Would you copy the entries that follow exactly, leaving out every picture?

- Opening Delimiter -

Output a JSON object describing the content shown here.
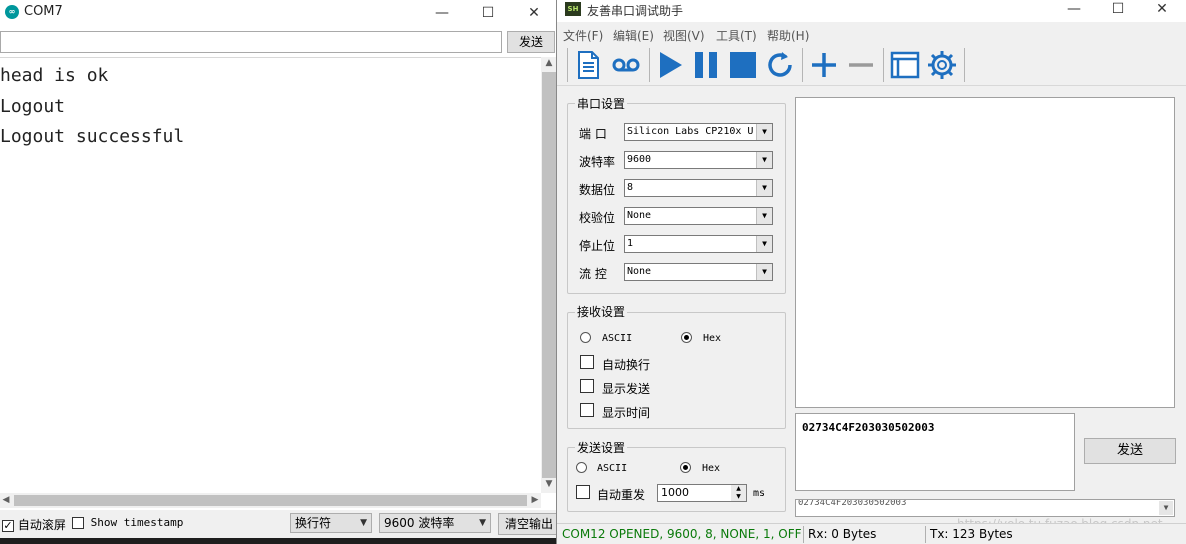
{
  "arduino": {
    "title": "COM7",
    "window_min": "—",
    "window_max": "☐",
    "window_close": "✕",
    "input_value": "",
    "send_label": "发送",
    "output_lines": [
      "head is ok",
      "Logout",
      "Logout successful"
    ],
    "autoscroll_label": "自动滚屏",
    "autoscroll_checked": true,
    "timestamp_label": "Show timestamp",
    "line_ending": "换行符",
    "baud_rate": "9600 波特率",
    "clear_label": "清空输出"
  },
  "serial_tool": {
    "title": "友善串口调试助手",
    "menu": [
      "文件(F)",
      "编辑(E)",
      "视图(V)",
      "工具(T)",
      "帮助(H)"
    ],
    "toolbar": [
      "new-doc-icon",
      "record-icon",
      "play-icon",
      "pause-icon",
      "stop-icon",
      "refresh-icon",
      "plus-icon",
      "minus-icon",
      "window-icon",
      "gear-icon"
    ],
    "port_settings": {
      "title": "串口设置",
      "port_label": "端  口",
      "port_value": "Silicon Labs CP210x U",
      "baud_label": "波特率",
      "baud_value": "9600",
      "databits_label": "数据位",
      "databits_value": "8",
      "parity_label": "校验位",
      "parity_value": "None",
      "stopbits_label": "停止位",
      "stopbits_value": "1",
      "flow_label": "流  控",
      "flow_value": "None"
    },
    "recv_settings": {
      "title": "接收设置",
      "ascii_label": "ASCII",
      "hex_label": "Hex",
      "selected": "Hex",
      "auto_newline_label": "自动换行",
      "show_send_label": "显示发送",
      "show_time_label": "显示时间"
    },
    "send_settings": {
      "title": "发送设置",
      "ascii_label": "ASCII",
      "hex_label": "Hex",
      "selected": "Hex",
      "auto_resend_label": "自动重发",
      "interval_value": "1000",
      "interval_unit": "ms"
    },
    "send_text": "02734C4F203030502003",
    "history_text": "02734C4F203030502003",
    "send_button": "发送",
    "status": {
      "port": "COM12 OPENED, 9600, 8, NONE, 1, OFF",
      "rx": "Rx: 0 Bytes",
      "tx": "Tx: 123 Bytes"
    },
    "watermark": "https://yolo.tu.fuzao.blog.csdn.net",
    "colors": {
      "status_green": "#0a7a0a",
      "tool_blue": "#1e6fc0"
    }
  }
}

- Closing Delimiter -

**Solution below:**
Output a JSON object describing the content shown here.
{
  "arduino": {
    "title": "COM7",
    "window_min": "—",
    "window_max": "☐",
    "window_close": "✕",
    "input_value": "",
    "send_label": "发送",
    "output_lines": [
      "head is ok",
      "Logout",
      "Logout successful"
    ],
    "autoscroll_label": "自动滚屏",
    "autoscroll_checked": true,
    "timestamp_label": "Show timestamp",
    "line_ending": "换行符",
    "baud_rate": "9600 波特率",
    "clear_label": "清空输出"
  },
  "serial_tool": {
    "title": "友善串口调试助手",
    "menu": [
      "文件(F)",
      "编辑(E)",
      "视图(V)",
      "工具(T)",
      "帮助(H)"
    ],
    "toolbar": [
      "new-doc-icon",
      "record-icon",
      "play-icon",
      "pause-icon",
      "stop-icon",
      "refresh-icon",
      "plus-icon",
      "minus-icon",
      "window-icon",
      "gear-icon"
    ],
    "port_settings": {
      "title": "串口设置",
      "port_label": "端  口",
      "port_value": "Silicon Labs CP210x U",
      "baud_label": "波特率",
      "baud_value": "9600",
      "databits_label": "数据位",
      "databits_value": "8",
      "parity_label": "校验位",
      "parity_value": "None",
      "stopbits_label": "停止位",
      "stopbits_value": "1",
      "flow_label": "流  控",
      "flow_value": "None"
    },
    "recv_settings": {
      "title": "接收设置",
      "ascii_label": "ASCII",
      "hex_label": "Hex",
      "selected": "Hex",
      "auto_newline_label": "自动换行",
      "show_send_label": "显示发送",
      "show_time_label": "显示时间"
    },
    "send_settings": {
      "title": "发送设置",
      "ascii_label": "ASCII",
      "hex_label": "Hex",
      "selected": "Hex",
      "auto_resend_label": "自动重发",
      "interval_value": "1000",
      "interval_unit": "ms"
    },
    "send_text": "02734C4F203030502003",
    "history_text": "02734C4F203030502003",
    "send_button": "发送",
    "status": {
      "port": "COM12 OPENED, 9600, 8, NONE, 1, OFF",
      "rx": "Rx: 0 Bytes",
      "tx": "Tx: 123 Bytes"
    },
    "watermark": "https://yolo.tu.fuzao.blog.csdn.net",
    "colors": {
      "status_green": "#0a7a0a",
      "tool_blue": "#1e6fc0"
    }
  }
}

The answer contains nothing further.